With his new mixtape Feed The Streets II dropping during a busy weekend for rap, this is your official notice: Do not overlook Roddy Ricch. The 20-year-old rapper from Compton is a fresh face on the scene, but he’s already garnered high profile co-signs from fellow Los Angeles stars like Nipsey Hussle and Vince Staples, making him one to watch in the approaching new year.
Of course, it isn’t just local acts giving him the stamp; Roddy was gifted a Dreamchasers chain by Meek Mill back stage at Power House 2018, leading to rumors that the young rapper had been coronated as the newest member of Meek’s own label. His meteoric rise has been propelled by two things: A catchy, revealing flow that brings to mind fellow emotive west coast heartstring puller 03 Greedo, and a gift for selecting stunningly captivating beats to showcase it over from the likes of BeezoBeats, CashMoneyAP, Cassius Jay, KBeazy (along with Tarentino of 808 Mafia), London On Da Track, Rex Kudo, and Scott Storch.
While songs like “F*cc It Up,” “Chase The Bag,” and “Die Young” became his calling cards with their raw visuals, half-crooned combination of tortured reflection and triumphant flexing, and evocative production, the surefire indicator of his coming explosion in success came courtesy of hip-hop ukulele player Einer Bankz, who previewed Feed The Streets II single “Every Season” on his Instagram in late September. The post currently sits at just under three quarters of a million plays, the most of any of his videos in the past months, which even include established stars like Amine (301,000 views), Kyle (331,000 views), Kodak Black (610,000 views). Chance The Rapper’s video with Bankz only has 521,000 views. Roddy is certified star already and the song wasn’t even out yet.
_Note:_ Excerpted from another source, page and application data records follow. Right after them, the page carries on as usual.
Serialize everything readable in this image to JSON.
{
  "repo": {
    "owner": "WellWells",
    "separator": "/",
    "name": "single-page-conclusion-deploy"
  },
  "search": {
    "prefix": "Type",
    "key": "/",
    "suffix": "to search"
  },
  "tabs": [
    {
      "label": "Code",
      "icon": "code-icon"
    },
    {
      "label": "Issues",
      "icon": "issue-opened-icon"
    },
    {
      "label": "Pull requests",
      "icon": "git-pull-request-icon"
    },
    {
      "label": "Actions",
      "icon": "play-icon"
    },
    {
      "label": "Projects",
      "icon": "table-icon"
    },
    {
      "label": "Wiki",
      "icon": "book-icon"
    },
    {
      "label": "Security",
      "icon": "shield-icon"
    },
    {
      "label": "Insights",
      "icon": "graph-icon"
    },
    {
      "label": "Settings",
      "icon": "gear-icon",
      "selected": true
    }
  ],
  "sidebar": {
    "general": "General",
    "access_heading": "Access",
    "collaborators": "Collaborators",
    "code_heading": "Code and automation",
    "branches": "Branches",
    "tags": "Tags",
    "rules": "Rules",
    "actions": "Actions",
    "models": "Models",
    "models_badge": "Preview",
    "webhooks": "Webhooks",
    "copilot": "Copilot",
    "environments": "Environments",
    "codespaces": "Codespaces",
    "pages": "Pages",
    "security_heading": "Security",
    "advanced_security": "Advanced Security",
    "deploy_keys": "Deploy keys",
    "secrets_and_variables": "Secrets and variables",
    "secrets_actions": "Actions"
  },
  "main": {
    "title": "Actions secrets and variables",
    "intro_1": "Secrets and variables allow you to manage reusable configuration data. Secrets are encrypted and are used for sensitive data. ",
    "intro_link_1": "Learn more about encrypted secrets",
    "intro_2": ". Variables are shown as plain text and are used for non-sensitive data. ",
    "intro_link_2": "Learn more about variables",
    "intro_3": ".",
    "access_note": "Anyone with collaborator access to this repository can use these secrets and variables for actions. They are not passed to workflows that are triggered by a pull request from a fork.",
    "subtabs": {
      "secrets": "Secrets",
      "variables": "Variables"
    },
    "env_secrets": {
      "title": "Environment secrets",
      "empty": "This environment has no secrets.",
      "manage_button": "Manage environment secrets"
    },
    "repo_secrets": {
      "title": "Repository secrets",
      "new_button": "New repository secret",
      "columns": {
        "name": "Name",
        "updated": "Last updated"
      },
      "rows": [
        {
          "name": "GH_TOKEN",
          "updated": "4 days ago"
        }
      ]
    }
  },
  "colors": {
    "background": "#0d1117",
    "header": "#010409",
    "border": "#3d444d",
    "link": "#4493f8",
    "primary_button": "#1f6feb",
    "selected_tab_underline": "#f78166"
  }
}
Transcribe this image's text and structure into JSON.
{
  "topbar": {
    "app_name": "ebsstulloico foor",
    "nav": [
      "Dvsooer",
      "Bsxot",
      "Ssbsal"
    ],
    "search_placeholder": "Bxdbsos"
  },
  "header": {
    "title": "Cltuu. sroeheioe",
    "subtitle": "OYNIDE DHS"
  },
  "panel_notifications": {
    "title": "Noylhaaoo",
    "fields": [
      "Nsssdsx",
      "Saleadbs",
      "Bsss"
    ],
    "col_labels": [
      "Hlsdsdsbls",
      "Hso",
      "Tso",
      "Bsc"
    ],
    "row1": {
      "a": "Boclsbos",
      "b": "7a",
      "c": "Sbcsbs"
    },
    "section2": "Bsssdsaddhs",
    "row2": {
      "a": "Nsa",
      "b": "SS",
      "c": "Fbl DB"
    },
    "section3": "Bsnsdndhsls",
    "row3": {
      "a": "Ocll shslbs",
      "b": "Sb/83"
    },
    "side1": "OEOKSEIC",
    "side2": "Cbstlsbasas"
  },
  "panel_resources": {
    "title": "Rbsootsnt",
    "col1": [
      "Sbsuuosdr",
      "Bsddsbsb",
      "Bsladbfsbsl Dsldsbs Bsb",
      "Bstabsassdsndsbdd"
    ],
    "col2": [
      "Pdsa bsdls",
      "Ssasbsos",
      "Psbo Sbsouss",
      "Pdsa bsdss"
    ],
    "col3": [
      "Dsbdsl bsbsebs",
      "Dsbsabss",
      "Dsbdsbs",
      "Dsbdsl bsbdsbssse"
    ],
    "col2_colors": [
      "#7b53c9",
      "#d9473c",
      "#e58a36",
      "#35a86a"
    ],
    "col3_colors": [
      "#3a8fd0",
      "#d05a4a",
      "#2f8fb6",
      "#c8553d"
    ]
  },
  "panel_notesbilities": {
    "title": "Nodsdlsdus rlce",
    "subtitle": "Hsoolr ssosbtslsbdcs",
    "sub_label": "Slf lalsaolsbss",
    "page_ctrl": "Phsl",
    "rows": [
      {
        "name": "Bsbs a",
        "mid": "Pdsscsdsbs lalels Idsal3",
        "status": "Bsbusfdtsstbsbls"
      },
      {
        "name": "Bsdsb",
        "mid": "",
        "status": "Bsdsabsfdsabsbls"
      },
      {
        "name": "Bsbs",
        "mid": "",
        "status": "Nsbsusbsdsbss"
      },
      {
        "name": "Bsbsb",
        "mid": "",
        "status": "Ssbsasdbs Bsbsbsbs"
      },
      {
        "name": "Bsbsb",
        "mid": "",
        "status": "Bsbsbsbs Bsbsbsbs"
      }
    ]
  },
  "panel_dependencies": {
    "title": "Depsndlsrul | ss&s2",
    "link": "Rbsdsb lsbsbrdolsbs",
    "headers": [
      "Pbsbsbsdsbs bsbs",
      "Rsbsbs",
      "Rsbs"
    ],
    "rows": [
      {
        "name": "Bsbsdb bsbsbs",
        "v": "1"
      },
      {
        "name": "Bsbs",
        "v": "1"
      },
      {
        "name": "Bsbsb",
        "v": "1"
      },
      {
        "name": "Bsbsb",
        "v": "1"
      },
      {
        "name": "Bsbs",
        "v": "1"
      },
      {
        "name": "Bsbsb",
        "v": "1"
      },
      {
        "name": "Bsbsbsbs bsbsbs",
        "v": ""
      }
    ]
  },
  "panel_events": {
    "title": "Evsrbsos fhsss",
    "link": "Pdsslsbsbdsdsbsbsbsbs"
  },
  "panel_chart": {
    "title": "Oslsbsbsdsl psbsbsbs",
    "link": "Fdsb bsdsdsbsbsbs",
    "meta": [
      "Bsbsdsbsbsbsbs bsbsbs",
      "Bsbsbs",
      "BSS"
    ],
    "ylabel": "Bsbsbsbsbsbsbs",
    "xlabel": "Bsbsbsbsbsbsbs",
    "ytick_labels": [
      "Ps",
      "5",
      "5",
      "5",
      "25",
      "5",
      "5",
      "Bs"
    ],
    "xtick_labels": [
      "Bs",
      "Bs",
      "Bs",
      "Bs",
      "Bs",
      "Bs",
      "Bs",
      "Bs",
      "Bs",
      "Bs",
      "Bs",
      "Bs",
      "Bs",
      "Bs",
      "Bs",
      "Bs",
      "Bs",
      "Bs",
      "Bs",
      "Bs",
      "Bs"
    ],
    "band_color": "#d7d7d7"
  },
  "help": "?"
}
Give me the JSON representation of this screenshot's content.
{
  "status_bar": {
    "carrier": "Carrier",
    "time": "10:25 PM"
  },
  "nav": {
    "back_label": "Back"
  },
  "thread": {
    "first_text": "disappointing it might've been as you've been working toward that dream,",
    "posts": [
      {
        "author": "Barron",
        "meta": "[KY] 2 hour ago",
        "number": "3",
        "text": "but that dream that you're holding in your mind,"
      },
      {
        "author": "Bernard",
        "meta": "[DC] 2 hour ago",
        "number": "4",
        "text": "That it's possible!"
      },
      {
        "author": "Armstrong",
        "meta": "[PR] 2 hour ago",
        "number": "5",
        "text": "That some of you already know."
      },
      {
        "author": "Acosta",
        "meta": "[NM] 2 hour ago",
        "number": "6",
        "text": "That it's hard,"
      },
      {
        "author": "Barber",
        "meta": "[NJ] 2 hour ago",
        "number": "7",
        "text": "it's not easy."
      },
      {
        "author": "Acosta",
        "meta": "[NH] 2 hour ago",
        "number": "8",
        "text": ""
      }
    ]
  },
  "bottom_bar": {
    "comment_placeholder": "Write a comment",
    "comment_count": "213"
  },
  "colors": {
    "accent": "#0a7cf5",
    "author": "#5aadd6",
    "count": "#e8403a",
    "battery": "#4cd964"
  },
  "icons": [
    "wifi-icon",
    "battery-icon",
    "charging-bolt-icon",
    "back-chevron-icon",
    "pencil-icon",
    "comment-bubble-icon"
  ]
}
Now that it is, though, it’s easy to see why. Beezo and Cassius provide a strangely melancholy trap loop out of a folksy, acoustic guitar and pummeling drums, while Roddy flips a topsy-turvy flow that easily slips in and out of hyperspeed as he alternates between Crip life-prompted paranoia (“Back at the trap I was ducking them people”) and swaggering braggadocio (“All of my diamonds gone buss out the meter / I’m dripping water n—a, Aquafina”). It’s not just the words; it’s the way he says them, with an easy confidence that belies both his young age and status in the game and the tightly-constructed complexity of his bars. If Atlanta’s Gunna is the polished, mainstream-ready takedown of Young Thug, Roddy is the same for 03 Greedo.